Toronto today is downright depressing. It is grey and raining and cold and the snow has all turned grey with the city dirt. The grey ground is poking through, and the grey sky looks down on it all. It’s the sort of day where you have to turn on all the lights in the house to try and tone down the grey.
I hate it. I hate it more than I can tell you. It knocks the will to…well, knit grey mittens right out of you. You can’t buck a system this big, so I’m not. Let’s just forget the mittens for a day or two…ok? I’m going to the mirror where I will practice staring directly and blankly ahead while saying (with every ounce of conviction I can muster…) “What mittens?” I thank you in advance for joining me in this exercise.
Considering how grey everything is, the very not grey Clapotis saw a little tiny bit of action last night. Amy, Laurie and (naturally) Rams had all suggested to me that I might want to carefully consider the addition of a border to the aforementioned scarf/wrap/ thingie.
Laurie wondered what would happen when the running stitches hit the “non-standard” border, and Amy mused about me confining that which should not be confined, since she worries that the border will hold in those stitches that are meant to expand. Rams, well. Rams just likes to make trouble. We will ignore her concerns.
Me, I laugh in the face of knitting danger. I giggle at planning. I mock concerns for my sanity, nerves and Clapotis. I do as I please and I care nothing for the overcautious concerns of the undaring. I fearlessly…well, I checked.
Seems ok, doesn’t it? We can dismiss Laurie’s concern out of hand. Each running stitch starts with a yarn over, so the stitch can’t run any lower than that, since the stitch doesn’t exist before that. It runs it’s merry little bourgeois French way straight down to my “non-standard” border, where it stops. No problem. To address Amy’s concern (which frankly worried me a little more, since if she is right I will have managed to knit a very large scarf surrounded by a very small border…which would have a rather vague er.. parachute-like effect.) I dropped a couple of the stitches and gave it a rather light blocking. (Yes. Right on the needles.) That seems ok too. Now, I suppose the possibility exists that there is a little, tiny bit of a chance that the border, while it can cope with two dropped stitches, will be singing a different song when there are many more, but for now I’m pacified. Those of you paying close attention to the “non-standard” knitting of Clapotis will notice that the stitches I’m intending to drop are purled. This saves me marking them with stitch markers and since dropped purl stitches look the same as dropped knit stitches it seemed like an easy way of keeping track of the intended victims. Note that I have used the words “fine”, “ok” and “easy” to describe this knitting project. If you have been reading for a while then you know that the chances that it will be “fine”, “ok” and “easy” have been reduced to about, oh….ZERO by me saying this out loud. In fact, it would probably surprise no one, (least of all, Rams) if this scarf/wrap thingie burst spontaneously into flames sometime mid afternoon, and was thusly reduced to (of course) GREY ash.

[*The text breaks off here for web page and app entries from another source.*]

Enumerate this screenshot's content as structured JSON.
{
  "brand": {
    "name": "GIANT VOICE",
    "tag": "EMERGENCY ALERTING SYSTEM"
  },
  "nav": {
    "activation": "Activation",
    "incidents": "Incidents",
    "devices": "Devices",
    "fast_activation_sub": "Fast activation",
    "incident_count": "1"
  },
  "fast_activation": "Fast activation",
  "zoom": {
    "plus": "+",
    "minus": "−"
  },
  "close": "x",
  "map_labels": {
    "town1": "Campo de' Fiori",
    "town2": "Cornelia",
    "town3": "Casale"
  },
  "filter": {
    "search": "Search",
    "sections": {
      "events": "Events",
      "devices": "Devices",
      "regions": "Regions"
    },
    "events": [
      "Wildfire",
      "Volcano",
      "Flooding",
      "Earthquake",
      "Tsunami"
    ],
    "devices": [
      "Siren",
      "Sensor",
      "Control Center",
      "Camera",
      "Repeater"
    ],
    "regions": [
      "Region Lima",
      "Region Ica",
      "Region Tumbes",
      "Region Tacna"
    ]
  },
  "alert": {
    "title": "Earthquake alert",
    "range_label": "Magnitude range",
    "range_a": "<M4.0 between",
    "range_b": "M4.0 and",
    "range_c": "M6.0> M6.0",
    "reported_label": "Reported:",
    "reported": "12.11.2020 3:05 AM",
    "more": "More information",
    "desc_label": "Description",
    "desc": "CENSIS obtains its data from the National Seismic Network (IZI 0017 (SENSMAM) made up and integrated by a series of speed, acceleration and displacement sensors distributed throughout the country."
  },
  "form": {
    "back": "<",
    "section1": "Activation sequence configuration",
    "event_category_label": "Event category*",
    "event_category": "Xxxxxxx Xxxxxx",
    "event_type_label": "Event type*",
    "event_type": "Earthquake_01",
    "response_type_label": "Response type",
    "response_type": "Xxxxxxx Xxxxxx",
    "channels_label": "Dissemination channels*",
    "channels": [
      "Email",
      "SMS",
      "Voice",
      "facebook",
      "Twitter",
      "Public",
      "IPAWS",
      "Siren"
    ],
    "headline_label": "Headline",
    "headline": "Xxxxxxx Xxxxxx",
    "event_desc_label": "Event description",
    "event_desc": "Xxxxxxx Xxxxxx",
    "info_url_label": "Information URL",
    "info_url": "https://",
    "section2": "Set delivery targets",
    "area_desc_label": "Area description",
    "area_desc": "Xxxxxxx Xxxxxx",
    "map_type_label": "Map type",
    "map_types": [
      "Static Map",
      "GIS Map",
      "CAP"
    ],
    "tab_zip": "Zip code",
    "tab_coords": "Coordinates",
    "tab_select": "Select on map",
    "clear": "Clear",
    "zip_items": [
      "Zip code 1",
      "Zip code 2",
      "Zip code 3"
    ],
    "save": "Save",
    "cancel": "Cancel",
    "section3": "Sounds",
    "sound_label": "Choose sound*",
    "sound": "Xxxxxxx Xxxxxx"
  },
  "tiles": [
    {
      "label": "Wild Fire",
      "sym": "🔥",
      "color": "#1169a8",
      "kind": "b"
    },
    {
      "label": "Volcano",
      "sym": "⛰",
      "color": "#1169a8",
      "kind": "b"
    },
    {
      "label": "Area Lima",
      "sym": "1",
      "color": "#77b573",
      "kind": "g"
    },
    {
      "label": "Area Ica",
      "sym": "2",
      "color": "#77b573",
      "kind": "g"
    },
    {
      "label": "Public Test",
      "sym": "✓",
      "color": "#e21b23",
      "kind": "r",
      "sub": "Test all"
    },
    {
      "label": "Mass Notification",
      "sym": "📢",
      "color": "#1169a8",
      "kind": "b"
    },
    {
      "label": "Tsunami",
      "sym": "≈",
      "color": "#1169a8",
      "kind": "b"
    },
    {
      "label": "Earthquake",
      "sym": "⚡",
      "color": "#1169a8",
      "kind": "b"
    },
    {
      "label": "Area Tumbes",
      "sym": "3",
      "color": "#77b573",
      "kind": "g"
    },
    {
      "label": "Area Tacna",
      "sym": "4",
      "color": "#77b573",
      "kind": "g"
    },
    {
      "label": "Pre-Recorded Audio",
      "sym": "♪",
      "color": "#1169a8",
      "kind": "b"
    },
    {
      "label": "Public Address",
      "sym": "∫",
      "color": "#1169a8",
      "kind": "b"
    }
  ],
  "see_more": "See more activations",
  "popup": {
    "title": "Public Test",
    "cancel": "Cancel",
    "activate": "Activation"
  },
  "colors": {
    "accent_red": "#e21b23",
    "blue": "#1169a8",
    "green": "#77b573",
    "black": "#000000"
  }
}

A big virtual smooch goes out to my buddies Ann and Kay, who brightened my day yesterday when I got an extremely cool “yarn bomb” in the mail. (This is proof that wrapping is everything, and why each and every time that I am tempted to simply drop something into a gift bag because I can’t find the time to get fancy uplifting tissue paper and wrap my gift it in a creative way I should take the time to ask myself “What would Ann and Kay do?”) The beautiful ball of greeny-blue Mountain Colors “Mountain Goat” was immediately ripped from its tissue paper chrysalis and cast on to be “The flower basket shawl” from Interweave Knits.
I originally thought this pattern was dumbass. I was wrong. It is cheery, charming, interesting (takes very little yarn) and is absolutely not grey.
For those of you wondering if I can bring myself to spin for Joe’s Giant Grey Gansey today?
I think you can answer that yourselves.